Dataset entries
^^^^^^^^^^^^^^^^
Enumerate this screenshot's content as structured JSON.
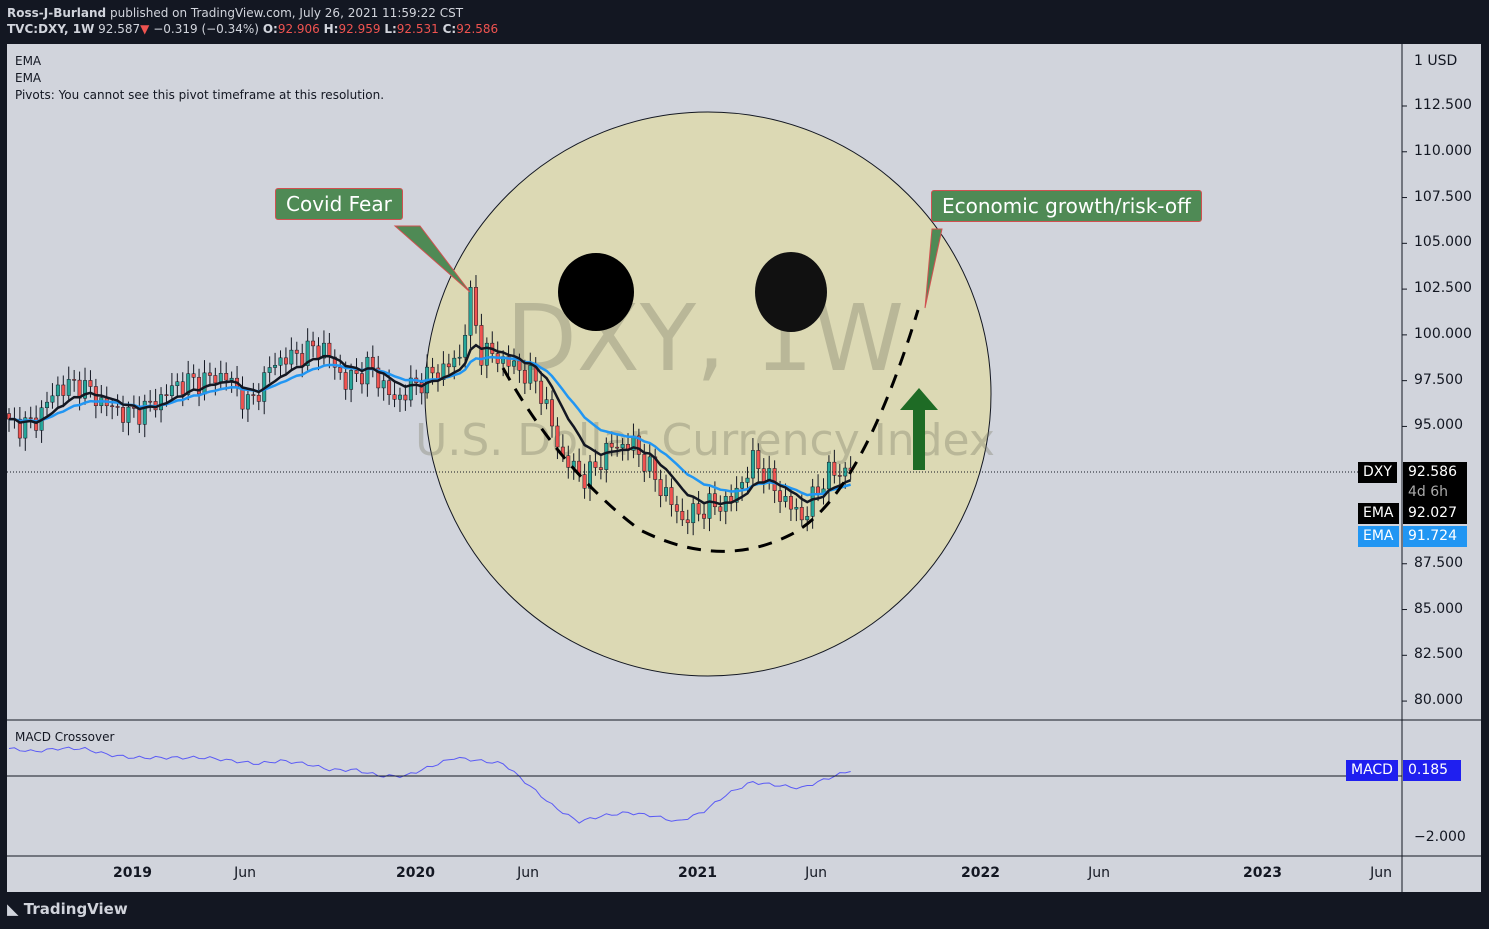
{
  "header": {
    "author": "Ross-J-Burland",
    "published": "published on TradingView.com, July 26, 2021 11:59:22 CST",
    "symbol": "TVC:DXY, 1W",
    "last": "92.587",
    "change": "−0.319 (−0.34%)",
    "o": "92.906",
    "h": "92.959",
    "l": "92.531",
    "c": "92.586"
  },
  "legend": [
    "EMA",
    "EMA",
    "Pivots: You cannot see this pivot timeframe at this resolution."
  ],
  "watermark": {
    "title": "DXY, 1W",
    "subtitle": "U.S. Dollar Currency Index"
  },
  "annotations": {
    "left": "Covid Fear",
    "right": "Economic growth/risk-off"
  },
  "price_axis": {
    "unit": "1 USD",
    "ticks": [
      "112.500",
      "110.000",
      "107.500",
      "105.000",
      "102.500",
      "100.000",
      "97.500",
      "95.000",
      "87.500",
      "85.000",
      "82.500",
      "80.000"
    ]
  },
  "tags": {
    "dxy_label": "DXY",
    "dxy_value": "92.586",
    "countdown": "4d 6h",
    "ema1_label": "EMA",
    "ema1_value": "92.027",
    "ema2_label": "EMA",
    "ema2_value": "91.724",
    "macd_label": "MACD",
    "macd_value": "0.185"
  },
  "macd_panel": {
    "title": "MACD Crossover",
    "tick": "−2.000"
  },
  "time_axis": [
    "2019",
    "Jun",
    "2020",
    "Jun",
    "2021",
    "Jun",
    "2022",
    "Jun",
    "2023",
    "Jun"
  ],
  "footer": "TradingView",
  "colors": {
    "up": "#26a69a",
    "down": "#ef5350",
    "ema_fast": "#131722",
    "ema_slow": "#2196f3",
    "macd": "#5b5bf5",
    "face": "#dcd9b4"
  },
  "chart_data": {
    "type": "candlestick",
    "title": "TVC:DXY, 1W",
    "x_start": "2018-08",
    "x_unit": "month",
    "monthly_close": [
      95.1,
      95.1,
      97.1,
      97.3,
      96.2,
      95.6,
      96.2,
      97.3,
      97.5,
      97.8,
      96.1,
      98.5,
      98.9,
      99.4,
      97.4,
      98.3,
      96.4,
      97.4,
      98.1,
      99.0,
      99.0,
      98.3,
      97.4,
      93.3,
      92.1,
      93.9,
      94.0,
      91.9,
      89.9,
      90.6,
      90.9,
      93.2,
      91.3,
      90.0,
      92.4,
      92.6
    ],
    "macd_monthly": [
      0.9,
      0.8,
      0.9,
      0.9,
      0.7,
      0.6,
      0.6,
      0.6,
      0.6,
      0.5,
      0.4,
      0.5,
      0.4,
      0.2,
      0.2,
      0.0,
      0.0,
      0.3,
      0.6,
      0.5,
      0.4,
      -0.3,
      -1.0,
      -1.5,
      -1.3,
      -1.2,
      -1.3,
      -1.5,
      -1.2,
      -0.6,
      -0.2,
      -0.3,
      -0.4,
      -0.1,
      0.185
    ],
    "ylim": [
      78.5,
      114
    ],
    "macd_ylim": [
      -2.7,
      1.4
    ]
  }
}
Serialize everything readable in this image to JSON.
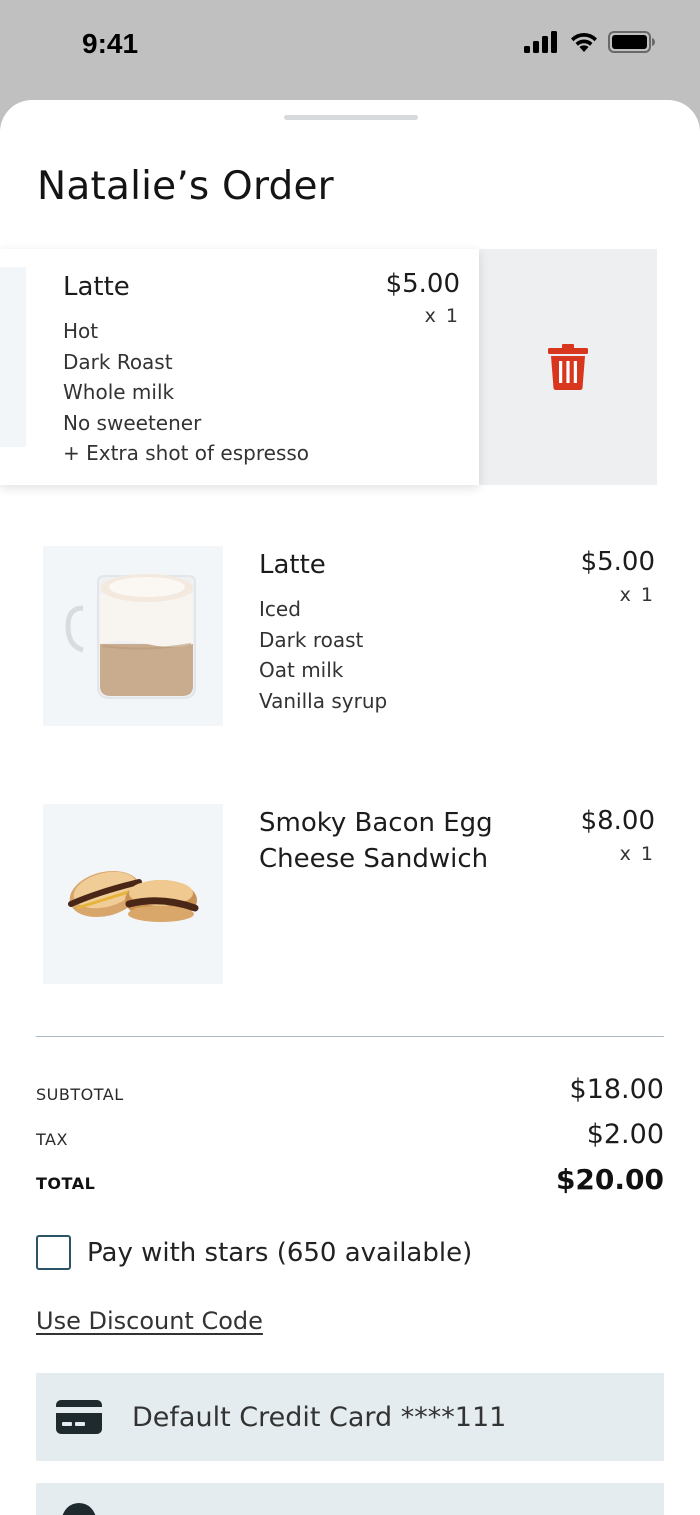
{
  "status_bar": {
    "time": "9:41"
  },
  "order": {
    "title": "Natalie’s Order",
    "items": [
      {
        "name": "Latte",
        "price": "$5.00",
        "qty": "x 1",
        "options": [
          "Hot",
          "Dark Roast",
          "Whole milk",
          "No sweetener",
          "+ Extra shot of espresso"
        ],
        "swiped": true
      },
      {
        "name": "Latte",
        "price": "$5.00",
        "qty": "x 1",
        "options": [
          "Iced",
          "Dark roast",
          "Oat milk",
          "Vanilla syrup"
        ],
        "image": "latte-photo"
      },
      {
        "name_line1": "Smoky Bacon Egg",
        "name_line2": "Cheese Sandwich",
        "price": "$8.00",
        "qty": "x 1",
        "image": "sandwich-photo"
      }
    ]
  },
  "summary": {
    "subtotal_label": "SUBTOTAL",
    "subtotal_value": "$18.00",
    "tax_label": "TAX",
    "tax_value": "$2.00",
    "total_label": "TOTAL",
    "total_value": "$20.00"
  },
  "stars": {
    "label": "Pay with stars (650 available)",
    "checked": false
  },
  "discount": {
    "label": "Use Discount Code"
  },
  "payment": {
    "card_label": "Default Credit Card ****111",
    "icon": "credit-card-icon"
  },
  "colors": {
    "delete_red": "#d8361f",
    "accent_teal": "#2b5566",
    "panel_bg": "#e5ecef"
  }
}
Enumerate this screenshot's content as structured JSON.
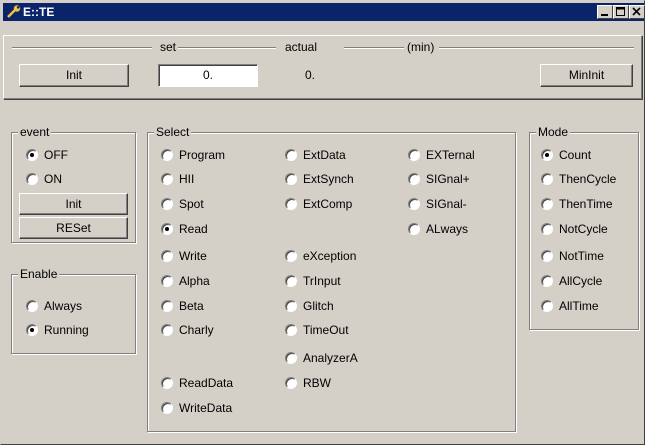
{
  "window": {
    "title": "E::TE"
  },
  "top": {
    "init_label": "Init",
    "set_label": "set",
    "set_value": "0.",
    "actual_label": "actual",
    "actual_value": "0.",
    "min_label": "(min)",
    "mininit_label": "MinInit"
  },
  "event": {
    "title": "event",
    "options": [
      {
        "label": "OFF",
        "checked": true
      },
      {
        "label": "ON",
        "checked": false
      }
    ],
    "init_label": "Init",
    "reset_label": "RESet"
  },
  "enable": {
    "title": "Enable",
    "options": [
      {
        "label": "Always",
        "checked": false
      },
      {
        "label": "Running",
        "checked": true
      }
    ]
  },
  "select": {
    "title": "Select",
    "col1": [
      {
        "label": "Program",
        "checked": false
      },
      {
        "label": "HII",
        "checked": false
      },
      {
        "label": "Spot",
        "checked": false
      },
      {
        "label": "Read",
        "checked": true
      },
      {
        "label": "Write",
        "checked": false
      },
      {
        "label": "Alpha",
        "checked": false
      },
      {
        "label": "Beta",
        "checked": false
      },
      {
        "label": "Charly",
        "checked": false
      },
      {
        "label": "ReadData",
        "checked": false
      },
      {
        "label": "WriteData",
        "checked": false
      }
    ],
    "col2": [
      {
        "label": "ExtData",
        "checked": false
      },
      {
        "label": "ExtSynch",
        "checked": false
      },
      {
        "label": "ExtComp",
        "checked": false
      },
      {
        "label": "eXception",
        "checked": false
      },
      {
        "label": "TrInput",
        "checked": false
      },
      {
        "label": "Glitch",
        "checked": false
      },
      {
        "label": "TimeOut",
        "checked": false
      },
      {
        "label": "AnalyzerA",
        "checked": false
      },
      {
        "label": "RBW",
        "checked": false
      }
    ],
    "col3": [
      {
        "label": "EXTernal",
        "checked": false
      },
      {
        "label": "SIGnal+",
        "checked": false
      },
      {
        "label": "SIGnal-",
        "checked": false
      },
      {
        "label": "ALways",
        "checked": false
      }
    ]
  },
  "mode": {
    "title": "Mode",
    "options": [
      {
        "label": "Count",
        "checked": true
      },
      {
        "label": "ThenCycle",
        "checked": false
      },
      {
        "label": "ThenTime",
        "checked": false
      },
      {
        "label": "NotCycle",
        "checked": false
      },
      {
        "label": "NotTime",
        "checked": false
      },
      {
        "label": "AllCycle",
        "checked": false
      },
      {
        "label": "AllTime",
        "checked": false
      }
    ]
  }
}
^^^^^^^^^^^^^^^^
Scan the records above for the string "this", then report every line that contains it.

Enumerate this screenshot's content as structured JSON.
    "Pivots: You cannot see this pivot timeframe at this resolution."
Serialize everything readable in this image to JSON.
Enumerate this screenshot's content as structured JSON.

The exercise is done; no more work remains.